The best time to learn something is right before you need it. This is exactly the opposite of how many training programs work.
Often and employee learns about a subject or topic in January with hopes that they will recall that information in June. The ideal learning event is quick and timely.
Today employees want to find the answer and quickly move on. In fact one executive’s described the ideal learning event as occurring within five to ten minutes of realizing the need, customized to the situation, and providing just the right “trick” or insight needed to perform a specific task. Learning embedded in the workflow.
The goal is the reduction of learning to its smallest, most-useful increments–sometimes called “micro-learning.” Put the learner in charge of the entire process. A good example of this is Lynda.com which has small (less than five minute) segments of information to teach people how to perform a variety of tasks. As does the free YouTube with extensive how-to videos.
Smaller learning chunks are being put into place in many organizations. One such example is Novartis.
Novartis is a healthcare firm, working in the areas of pharmaceuticals, consumer health, generics, eye-care, and animal health. The learning team at Novartis has created a series of 8-10 minute modules to provide their sales representatives with just the right knowledge at just the right time.
One of the uses of this approach is to help sales representatives interpret graphs contained within clinical studies. Often the graphs are rich with information but difficult to explain and understand with out some training assistance. The training and development team at Novartis creates modules of no more than seven or eight screens complete with a quiz to provide instruction and assessment of the 10 minute module. The feedback the team receives is positive with nearly 90% of the learners indicating that the 10 minutes of learning was just what they needed.

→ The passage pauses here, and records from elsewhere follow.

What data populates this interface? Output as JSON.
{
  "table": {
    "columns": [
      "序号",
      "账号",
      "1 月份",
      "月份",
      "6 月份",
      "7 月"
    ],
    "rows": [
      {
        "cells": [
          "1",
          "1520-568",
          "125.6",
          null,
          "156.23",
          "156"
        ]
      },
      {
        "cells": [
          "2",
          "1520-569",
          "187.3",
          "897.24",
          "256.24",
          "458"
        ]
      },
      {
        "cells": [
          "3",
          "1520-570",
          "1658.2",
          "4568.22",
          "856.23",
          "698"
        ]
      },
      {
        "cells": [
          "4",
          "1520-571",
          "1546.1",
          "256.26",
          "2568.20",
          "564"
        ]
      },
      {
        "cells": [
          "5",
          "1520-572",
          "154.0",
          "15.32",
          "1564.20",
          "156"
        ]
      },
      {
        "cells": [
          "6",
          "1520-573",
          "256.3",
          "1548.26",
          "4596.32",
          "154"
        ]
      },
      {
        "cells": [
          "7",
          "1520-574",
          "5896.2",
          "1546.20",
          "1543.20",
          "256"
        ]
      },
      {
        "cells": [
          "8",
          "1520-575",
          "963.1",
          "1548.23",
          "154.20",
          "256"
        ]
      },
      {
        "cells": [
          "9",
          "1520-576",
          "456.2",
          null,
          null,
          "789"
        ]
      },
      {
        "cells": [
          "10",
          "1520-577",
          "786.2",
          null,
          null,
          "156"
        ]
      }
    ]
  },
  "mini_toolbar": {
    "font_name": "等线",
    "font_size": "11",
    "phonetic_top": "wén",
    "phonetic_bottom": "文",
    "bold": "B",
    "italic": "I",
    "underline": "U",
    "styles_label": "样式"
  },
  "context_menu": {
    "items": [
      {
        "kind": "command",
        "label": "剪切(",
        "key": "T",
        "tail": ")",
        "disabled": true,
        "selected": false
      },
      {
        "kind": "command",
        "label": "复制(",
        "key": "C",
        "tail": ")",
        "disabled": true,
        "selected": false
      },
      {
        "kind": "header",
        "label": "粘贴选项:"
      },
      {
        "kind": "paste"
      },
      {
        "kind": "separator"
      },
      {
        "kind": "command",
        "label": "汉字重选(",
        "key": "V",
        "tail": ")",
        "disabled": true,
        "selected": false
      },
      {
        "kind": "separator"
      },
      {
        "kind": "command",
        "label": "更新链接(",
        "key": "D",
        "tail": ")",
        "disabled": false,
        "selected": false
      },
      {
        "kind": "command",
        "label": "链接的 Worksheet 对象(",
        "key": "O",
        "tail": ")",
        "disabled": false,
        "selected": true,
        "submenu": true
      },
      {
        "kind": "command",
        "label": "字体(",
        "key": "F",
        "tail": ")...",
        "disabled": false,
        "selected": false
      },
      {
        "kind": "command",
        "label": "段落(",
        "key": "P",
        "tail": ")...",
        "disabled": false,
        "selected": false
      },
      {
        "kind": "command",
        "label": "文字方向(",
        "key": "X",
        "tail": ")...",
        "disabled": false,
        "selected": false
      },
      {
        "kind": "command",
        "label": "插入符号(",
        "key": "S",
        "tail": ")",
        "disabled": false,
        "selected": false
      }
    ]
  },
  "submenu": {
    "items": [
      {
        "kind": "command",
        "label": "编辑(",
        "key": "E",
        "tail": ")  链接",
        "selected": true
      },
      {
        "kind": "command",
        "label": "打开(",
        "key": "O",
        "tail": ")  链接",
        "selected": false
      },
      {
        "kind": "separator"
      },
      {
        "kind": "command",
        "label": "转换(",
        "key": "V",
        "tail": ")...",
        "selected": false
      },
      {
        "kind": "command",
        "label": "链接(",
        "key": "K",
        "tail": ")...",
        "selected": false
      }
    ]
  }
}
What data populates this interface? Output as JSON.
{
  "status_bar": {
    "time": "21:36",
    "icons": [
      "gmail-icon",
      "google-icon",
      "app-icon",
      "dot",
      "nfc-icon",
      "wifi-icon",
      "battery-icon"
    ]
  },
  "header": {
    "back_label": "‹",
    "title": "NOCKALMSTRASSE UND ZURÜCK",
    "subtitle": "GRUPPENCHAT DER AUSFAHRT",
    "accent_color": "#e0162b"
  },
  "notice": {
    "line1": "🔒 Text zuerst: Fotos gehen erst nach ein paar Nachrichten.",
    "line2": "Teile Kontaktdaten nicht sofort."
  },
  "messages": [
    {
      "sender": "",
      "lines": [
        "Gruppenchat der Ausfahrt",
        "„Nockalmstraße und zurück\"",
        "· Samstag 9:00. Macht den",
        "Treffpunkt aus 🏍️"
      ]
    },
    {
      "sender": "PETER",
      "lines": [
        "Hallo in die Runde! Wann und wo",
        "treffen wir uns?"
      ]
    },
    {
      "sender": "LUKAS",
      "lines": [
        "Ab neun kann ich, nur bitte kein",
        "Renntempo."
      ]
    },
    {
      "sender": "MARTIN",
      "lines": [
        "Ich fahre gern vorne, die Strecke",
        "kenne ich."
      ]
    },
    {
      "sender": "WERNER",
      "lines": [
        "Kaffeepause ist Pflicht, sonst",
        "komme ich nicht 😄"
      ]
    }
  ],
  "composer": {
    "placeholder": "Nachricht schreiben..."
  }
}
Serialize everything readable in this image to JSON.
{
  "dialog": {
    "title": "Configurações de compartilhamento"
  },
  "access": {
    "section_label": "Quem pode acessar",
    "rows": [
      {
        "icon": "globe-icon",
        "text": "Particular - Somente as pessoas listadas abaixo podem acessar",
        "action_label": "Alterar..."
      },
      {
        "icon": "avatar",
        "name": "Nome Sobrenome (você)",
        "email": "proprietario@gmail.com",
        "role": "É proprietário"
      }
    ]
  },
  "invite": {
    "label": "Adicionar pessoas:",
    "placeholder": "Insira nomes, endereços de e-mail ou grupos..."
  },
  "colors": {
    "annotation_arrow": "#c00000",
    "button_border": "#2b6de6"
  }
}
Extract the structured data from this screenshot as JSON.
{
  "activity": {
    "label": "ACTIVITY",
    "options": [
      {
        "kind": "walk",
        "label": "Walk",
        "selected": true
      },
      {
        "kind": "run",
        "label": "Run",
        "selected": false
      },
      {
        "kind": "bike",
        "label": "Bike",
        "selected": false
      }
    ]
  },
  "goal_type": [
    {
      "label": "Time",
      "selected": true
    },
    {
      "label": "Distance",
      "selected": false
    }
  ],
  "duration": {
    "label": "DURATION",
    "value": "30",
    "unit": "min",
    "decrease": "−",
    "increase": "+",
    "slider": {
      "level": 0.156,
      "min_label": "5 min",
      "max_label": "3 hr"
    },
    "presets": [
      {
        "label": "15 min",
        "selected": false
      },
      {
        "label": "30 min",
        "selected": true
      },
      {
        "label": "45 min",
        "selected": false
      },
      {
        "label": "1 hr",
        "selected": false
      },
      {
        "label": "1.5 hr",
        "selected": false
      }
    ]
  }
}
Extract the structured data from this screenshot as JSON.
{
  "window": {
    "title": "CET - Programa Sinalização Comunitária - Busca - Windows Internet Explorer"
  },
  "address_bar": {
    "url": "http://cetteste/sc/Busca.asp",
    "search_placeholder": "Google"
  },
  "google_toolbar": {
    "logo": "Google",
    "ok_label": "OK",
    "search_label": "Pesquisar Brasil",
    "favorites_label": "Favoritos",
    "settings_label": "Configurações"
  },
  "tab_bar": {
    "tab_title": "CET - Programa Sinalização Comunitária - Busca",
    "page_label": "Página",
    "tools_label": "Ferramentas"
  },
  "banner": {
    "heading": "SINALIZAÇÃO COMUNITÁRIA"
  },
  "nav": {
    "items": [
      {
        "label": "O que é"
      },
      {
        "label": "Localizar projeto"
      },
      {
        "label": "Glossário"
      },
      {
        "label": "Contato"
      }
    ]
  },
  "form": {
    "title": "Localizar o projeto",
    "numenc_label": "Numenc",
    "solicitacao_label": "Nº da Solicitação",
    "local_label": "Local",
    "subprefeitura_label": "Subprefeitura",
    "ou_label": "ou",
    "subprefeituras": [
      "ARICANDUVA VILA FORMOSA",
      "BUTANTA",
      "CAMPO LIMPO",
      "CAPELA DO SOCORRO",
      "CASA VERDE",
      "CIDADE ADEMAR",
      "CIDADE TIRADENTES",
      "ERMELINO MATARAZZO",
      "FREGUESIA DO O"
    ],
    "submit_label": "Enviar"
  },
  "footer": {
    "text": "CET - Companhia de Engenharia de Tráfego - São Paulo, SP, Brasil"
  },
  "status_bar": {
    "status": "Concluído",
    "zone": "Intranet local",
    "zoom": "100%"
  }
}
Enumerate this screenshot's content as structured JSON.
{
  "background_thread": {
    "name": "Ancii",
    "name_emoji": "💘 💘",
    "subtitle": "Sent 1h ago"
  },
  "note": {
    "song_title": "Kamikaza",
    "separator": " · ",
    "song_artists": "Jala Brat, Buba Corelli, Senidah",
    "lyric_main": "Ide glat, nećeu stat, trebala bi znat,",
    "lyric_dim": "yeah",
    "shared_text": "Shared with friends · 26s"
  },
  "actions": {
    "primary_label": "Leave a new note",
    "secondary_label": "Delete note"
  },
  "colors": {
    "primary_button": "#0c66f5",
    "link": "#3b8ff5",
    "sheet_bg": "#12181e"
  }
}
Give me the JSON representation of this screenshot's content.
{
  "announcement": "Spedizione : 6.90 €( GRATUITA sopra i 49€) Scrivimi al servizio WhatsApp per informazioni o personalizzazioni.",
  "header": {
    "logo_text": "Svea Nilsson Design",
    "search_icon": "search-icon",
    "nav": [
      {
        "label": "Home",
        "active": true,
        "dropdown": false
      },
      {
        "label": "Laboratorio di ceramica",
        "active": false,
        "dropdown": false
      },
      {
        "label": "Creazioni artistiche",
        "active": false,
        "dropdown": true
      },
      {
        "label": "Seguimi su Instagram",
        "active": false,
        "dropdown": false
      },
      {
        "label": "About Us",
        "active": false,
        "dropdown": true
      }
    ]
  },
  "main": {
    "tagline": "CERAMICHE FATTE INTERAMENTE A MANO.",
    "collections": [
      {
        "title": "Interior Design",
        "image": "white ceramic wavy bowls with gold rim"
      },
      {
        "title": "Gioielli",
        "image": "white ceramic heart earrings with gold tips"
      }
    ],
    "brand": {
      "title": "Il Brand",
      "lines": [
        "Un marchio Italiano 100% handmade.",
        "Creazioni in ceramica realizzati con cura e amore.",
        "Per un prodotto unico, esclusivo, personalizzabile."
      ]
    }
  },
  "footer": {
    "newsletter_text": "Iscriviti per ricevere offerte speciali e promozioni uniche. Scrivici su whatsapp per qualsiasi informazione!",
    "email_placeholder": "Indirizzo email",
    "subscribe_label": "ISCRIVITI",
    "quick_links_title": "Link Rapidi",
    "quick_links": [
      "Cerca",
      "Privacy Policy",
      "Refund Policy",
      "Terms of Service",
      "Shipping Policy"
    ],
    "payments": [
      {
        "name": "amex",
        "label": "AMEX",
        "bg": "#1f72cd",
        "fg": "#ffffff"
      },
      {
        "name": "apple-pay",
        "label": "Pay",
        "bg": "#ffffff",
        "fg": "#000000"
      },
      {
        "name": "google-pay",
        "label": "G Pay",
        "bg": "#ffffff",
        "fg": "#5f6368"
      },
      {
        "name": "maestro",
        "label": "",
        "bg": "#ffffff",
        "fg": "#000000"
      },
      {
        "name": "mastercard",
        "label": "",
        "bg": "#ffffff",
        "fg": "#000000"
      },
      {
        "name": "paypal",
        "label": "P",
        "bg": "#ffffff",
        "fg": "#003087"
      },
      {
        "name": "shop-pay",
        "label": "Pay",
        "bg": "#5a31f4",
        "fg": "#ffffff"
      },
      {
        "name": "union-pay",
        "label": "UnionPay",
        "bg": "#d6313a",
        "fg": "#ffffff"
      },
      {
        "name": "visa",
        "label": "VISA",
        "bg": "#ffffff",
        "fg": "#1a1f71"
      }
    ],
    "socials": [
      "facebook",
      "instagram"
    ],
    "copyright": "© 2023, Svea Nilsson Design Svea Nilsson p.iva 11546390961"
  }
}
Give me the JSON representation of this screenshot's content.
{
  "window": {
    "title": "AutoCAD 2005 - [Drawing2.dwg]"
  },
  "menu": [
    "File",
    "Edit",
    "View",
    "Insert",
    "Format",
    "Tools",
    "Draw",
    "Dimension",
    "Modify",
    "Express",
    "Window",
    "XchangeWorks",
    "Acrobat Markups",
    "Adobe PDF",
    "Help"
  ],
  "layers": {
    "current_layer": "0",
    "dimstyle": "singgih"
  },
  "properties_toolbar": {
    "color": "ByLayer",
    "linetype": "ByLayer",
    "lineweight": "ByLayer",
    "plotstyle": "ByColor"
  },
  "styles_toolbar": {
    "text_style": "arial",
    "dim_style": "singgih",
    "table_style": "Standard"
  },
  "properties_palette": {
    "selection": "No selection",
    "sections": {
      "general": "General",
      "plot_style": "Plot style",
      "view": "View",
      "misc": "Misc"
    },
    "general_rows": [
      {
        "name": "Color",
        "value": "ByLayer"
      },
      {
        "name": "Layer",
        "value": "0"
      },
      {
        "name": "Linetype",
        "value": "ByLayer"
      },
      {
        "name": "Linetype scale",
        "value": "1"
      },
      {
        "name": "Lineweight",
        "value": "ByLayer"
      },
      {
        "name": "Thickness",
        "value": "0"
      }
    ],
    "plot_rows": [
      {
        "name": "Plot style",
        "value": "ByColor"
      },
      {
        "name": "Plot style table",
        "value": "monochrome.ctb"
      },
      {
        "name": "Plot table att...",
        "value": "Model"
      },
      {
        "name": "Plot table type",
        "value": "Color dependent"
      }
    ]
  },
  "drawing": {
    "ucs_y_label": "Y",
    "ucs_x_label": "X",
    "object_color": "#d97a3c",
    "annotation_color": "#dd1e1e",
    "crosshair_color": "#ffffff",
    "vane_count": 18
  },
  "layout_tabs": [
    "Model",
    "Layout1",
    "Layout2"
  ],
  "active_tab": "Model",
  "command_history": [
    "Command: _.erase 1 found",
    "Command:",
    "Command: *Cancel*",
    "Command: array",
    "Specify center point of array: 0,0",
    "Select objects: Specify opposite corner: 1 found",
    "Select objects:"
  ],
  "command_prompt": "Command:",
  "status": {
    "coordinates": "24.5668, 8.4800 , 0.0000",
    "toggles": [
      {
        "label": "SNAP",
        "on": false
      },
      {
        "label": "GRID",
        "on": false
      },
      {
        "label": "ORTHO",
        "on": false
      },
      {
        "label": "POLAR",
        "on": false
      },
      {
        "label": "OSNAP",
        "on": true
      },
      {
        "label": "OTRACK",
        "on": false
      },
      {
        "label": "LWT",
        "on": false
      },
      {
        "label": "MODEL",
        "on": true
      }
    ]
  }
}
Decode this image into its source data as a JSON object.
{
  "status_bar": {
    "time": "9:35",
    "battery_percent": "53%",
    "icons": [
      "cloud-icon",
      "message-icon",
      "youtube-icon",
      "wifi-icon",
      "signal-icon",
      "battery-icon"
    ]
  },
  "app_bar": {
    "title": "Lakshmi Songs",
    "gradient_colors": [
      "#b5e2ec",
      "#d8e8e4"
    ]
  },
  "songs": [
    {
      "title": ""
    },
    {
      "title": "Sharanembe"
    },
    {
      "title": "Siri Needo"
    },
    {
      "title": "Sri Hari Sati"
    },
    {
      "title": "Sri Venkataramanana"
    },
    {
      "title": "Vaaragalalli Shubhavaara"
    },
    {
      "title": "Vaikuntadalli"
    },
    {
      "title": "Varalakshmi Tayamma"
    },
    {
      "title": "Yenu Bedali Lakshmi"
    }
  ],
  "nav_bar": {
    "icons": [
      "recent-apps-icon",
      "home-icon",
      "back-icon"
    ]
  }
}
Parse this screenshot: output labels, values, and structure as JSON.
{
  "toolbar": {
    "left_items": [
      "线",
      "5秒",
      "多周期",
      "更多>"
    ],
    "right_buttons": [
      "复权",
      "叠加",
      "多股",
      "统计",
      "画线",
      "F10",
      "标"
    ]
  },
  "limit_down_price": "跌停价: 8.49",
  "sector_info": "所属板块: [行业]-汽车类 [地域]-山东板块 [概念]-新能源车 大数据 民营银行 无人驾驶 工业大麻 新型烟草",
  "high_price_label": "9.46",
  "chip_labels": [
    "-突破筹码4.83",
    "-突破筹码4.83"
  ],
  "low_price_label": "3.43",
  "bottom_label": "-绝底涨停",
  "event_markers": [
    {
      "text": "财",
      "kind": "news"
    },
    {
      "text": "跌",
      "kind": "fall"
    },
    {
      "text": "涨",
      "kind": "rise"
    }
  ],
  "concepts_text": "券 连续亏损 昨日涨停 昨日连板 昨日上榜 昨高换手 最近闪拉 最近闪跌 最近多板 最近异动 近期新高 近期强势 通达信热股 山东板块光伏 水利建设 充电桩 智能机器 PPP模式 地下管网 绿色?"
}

Cisco has set an upper limit of 20 minutes for their learning chunks. They have found that almost anybody will stay for 10-12 minutes of content, no matter how mediocre it is, and if it’s bad learners start to drop off at 10-12 minutes, and if its really good there is still a significant drop off at 20 minutes. Cisco guidelines are 20 minutes and there are very few things that exceed the 20 minute chunks except for some reading like a white paper, which may take longer.
Whether it’s video or audio, it’s “chunkable” into 20 minutes, even text.
Learning events need to be short, quick, to the point and not necessarily linear. There is little desire among employees to sit through a long classroom session or even long online session to learn one or two pieces of valuable information.
Nor do they want to go through information sequentially just because that is the way it is organized.
Start thinking about the ideal learning event and how you can craft it to meet learner needs.
This information paraphrased from my work, Gadgets, Games and Gizmos for Learning: Tools and Techniques for Transferring Know-How from Boomers to Gamers